The Cubans have done this while also lending large numbers of health care, educational and scientific workers to scores of poor countries around the world (Fidel Castro’s offer to send health care workers to help care for victims of Hurricane Katrina were rudely rebuffed by President Bush). Thousands of poor students from all over the world have received excellent university educations in medicine and other disciplines in Cuba free of charge.
Though Cuba today is still rather poor and faces serious challenges, not least because of devastation to its economy and infrastructure caused by a series of hurricanes in 2008, the Revolution shows every sign of being around for another 50 years, and beyond.
Fortune is smiling on Cuba: Oil, possibly in very considerable quantities, has been discovered off Cuba’s North coast, and the sharp move to the left by many of the other countries in Latin America is making nonsense out of the U.S. government’s efforts to isolate Cuba from international trade, as the socialist island is welcomed with open arms into regional trade bodies. And there are indications that the new Obama administration in Washington will move to a much more reasonable approach to Cuba.
This is a time also to salute people in the United States and worldwide who have not allowed themselves to be intimidated by harassment by the US government and threats of violence from the extreme right wing Cuban exiles, and have continued, from the very beginning, to speak out in support of Cuba’s right to choose its own path. The Fair Play for Cuba Committee was established scarcely four months after the fall of Havana to the revolutionaries. Though it was targeted for extreme infiltration and disruption by the FBI, and has not survived to our time, it did valuable early work in exposing U.S. plans for destroying the Revolution in its infancy. The Venceremos Brigade, established in 1969, has never stopped organizing teams of Americans, young and old, to travel to Cuba, often at the risk of prosecution and frequently subjected to severe harassment, to go down to Cuba and work alongside the Cuban people in the humble tasks of construction and farming that the Revolution needed to survive. The Venceremos Brigade has not skipped a year in the past 35, and is organizing a special trip in 2009.

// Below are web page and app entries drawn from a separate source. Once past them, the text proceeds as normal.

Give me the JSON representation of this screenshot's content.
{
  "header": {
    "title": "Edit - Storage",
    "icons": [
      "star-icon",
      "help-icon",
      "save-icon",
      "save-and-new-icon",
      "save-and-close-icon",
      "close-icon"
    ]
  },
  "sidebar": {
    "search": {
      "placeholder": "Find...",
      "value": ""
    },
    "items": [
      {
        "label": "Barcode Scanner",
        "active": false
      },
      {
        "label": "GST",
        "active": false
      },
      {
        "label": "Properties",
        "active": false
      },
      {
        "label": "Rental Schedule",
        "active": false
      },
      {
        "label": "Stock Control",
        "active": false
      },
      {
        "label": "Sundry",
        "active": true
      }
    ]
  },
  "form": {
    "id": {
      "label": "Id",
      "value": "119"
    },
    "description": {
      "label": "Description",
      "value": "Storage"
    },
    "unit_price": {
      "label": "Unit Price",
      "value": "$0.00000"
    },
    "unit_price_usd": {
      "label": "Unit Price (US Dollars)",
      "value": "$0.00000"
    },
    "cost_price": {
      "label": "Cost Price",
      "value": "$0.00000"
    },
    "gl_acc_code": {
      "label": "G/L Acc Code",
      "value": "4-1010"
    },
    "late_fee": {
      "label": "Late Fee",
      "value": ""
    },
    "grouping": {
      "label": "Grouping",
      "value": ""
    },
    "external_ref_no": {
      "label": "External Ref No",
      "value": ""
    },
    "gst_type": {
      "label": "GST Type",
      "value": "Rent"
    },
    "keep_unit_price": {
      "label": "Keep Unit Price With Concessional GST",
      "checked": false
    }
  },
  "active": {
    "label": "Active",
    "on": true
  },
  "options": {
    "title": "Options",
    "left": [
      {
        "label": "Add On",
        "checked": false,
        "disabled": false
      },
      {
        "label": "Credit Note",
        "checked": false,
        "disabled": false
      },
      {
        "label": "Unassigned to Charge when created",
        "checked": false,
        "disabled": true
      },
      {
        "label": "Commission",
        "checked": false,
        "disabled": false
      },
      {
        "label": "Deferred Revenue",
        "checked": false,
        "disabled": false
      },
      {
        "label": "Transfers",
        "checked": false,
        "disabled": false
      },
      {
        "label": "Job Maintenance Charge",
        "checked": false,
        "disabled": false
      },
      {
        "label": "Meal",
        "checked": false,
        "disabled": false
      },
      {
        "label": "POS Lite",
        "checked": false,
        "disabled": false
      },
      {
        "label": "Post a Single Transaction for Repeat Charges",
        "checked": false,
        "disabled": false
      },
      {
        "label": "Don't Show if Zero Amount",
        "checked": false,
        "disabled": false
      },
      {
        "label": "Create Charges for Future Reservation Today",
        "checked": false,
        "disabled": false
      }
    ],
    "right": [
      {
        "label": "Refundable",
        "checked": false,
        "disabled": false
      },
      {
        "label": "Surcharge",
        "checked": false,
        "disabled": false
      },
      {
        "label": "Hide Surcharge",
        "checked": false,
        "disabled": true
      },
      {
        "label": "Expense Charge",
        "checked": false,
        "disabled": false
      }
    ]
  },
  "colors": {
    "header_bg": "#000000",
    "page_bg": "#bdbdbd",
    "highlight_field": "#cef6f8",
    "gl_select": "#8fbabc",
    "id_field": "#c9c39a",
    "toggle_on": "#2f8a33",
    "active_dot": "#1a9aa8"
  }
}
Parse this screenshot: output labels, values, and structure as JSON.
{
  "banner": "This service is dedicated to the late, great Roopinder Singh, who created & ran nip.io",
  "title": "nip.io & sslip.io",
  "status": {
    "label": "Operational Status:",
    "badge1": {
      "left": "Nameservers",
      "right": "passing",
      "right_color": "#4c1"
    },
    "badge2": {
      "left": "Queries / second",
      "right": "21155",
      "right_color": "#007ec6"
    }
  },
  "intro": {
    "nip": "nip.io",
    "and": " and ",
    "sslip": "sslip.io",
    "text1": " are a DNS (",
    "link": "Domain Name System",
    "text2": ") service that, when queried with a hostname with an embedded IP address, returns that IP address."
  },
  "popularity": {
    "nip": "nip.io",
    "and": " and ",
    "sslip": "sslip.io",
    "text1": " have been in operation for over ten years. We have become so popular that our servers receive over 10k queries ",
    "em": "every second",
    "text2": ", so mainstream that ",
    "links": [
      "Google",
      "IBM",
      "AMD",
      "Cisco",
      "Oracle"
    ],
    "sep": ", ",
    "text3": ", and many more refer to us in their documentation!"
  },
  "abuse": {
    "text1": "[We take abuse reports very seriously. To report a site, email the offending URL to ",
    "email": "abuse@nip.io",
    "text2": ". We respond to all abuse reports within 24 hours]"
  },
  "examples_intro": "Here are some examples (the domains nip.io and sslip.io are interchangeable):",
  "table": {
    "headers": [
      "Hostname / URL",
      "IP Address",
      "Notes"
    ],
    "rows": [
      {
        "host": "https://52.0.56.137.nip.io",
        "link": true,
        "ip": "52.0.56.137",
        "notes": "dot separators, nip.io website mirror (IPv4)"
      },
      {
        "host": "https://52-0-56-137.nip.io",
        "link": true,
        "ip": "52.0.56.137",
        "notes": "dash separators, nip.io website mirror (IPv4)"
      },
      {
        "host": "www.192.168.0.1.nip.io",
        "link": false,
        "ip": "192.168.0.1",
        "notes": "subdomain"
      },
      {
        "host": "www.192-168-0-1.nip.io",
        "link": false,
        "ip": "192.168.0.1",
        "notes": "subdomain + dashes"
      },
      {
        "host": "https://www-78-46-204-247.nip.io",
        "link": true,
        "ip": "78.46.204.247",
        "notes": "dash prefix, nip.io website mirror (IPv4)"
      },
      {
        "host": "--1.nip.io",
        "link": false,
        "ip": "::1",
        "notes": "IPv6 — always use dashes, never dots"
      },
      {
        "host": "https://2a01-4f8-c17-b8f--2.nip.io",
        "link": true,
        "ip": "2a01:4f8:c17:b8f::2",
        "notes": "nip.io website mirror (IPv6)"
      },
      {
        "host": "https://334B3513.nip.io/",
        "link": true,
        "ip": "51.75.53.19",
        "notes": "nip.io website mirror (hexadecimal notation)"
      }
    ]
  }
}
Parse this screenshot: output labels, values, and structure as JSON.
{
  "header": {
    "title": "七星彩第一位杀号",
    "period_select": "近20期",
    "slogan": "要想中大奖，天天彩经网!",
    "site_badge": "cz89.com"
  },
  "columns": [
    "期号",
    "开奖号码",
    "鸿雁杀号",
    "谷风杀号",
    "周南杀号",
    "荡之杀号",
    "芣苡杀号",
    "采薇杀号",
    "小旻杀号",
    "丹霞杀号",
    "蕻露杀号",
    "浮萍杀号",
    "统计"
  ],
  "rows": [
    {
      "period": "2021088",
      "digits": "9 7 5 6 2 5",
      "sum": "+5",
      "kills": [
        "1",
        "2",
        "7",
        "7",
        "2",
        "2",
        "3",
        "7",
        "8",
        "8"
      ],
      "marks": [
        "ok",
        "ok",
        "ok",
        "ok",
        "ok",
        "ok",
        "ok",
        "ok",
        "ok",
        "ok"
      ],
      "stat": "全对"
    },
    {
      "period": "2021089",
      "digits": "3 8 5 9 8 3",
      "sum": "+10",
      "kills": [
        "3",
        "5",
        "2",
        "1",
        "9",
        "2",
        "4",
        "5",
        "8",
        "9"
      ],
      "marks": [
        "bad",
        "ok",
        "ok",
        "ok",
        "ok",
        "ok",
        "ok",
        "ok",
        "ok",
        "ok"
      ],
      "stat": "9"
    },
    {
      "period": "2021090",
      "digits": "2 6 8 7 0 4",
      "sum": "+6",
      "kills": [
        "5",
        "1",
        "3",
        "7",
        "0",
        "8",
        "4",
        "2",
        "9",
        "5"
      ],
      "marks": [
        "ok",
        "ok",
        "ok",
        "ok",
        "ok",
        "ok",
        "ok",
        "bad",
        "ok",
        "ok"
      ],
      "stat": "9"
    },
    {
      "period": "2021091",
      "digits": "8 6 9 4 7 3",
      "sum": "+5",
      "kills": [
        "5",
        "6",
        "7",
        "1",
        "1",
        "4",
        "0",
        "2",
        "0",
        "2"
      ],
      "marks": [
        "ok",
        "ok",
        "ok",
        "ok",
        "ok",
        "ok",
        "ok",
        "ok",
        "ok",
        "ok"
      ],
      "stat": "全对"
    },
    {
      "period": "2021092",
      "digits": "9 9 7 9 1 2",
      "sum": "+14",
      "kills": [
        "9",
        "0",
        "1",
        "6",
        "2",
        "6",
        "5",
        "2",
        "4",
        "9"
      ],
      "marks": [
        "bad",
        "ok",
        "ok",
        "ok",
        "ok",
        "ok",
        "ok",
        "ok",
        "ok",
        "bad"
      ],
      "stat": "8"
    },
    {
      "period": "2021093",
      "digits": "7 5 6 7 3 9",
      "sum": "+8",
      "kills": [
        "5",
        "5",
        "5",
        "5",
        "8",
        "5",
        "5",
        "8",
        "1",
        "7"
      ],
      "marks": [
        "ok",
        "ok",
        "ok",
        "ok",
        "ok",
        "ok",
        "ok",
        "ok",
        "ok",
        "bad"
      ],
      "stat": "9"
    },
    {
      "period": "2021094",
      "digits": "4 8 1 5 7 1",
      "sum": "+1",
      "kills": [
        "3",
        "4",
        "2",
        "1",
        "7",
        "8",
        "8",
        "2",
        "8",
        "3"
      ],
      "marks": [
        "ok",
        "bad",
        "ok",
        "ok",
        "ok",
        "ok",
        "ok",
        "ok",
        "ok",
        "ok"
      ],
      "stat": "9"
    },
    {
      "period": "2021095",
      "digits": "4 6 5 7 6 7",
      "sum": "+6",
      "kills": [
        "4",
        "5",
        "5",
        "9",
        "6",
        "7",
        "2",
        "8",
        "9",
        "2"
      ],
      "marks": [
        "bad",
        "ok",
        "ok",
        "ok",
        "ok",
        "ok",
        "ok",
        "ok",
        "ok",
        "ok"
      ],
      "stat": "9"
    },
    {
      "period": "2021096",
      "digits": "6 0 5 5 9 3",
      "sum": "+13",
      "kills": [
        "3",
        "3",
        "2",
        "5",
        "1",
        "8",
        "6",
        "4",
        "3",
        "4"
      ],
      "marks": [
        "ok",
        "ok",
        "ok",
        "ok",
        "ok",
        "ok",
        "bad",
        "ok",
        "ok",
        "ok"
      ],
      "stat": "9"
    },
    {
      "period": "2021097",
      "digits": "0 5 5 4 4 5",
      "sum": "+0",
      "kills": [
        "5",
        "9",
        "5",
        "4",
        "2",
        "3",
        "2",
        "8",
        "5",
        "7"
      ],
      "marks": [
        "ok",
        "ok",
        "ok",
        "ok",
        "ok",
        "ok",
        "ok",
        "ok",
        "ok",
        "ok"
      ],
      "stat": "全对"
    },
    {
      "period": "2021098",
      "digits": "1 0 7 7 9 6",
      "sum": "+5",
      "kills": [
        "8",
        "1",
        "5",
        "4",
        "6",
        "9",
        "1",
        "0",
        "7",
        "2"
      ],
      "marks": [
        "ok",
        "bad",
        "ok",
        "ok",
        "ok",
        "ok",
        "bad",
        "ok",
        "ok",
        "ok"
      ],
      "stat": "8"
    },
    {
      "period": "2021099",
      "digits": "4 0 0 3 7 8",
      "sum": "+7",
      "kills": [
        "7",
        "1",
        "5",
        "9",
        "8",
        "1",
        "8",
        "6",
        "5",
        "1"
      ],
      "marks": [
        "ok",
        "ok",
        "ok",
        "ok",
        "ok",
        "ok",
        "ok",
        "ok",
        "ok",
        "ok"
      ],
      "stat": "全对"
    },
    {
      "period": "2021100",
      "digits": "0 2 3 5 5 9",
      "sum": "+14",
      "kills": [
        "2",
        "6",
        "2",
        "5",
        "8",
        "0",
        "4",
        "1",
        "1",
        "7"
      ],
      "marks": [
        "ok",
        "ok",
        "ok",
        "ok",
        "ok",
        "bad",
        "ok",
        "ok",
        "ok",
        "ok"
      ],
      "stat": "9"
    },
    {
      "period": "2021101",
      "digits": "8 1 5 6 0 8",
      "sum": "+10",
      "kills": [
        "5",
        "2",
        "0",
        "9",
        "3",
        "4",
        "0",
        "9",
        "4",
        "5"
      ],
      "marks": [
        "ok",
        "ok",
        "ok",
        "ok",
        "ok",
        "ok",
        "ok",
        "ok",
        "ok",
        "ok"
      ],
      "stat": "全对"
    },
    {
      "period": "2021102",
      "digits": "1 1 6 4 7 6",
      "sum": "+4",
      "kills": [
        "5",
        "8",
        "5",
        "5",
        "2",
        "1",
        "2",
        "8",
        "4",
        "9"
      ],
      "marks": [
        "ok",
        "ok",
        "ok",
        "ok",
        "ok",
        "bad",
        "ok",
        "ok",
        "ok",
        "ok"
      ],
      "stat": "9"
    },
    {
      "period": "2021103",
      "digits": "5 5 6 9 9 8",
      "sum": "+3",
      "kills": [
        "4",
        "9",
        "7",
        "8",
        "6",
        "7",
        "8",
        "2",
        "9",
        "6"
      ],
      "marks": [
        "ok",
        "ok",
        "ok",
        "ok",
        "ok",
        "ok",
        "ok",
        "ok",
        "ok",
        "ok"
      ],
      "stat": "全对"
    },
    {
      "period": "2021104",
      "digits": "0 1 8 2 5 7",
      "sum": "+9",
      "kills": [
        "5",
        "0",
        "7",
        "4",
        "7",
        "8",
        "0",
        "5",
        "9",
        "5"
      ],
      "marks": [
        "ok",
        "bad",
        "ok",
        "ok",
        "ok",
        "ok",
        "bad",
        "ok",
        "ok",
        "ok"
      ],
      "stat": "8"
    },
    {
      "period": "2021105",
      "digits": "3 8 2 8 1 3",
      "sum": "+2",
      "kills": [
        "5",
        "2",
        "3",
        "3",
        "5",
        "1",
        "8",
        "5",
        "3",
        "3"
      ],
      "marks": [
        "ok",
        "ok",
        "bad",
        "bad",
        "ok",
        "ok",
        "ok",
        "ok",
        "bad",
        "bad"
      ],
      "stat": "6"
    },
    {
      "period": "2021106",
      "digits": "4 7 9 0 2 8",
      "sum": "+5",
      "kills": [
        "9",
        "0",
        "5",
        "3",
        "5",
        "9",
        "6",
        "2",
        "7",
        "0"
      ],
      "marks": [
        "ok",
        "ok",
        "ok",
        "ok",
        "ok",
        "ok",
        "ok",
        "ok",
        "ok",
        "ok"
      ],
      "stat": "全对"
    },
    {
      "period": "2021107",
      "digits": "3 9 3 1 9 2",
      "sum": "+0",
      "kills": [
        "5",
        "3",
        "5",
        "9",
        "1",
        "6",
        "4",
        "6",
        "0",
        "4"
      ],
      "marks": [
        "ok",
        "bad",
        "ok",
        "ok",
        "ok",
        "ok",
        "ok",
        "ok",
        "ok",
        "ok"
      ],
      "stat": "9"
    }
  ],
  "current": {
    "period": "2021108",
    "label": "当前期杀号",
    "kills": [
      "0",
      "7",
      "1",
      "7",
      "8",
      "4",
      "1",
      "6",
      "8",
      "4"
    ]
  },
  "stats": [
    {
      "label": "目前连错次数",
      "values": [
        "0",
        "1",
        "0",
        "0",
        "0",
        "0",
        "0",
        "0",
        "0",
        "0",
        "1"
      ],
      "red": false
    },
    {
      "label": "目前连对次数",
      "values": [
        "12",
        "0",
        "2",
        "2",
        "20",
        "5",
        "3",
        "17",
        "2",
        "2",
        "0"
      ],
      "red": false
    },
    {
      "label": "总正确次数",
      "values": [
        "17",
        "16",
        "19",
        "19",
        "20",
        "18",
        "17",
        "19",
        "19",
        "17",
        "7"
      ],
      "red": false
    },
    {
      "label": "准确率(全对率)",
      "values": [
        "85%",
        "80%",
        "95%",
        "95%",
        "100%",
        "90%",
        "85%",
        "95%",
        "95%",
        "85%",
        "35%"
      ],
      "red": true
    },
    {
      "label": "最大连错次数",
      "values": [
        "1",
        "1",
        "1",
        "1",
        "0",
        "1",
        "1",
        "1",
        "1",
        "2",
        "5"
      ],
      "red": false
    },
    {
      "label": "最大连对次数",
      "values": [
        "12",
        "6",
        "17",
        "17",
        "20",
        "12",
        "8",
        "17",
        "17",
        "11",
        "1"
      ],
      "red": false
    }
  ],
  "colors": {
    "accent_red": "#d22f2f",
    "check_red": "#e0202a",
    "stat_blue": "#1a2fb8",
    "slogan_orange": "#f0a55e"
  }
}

Since then, a number of other valuable organizations have worked on organizing solidarity for the Cuban people and their Revolution, including IFCO/Pastors for Peace, the US/Cuba Labor Exchange and the National Network on Cuba to name just a few. Pastors for Peace, since 1992 when Cuba was going through its severe economic distress from the fall of the Soviet Union, its main trading partner, has brought hundreds of tons of humanitarian aid in its 18 caravans called Friendshipments. With each Friendshipment, has successively challenged the U.S. economic blockade of Cuba, compelling the U.S. government to soften its enforcement of the blockade.
U.S. citizens are not allowed to travel to the island neighbor, 90 miles from Florida, although such travel and normalized relations, including trade, would have a mutually beneficial affect for both countries. The Bush administration enacted harsher restrictions on Cuban Americans clamping down on their ability to travel and send money to family. An overwhelming majority of U.S. public opinion favors normalized relations with Cuba.
So Jan. 1 is a celebration of the New Year and for millions, the Cuban Revolution. We say happy New Year to the Cuban people and all who struggle for a better, more just world.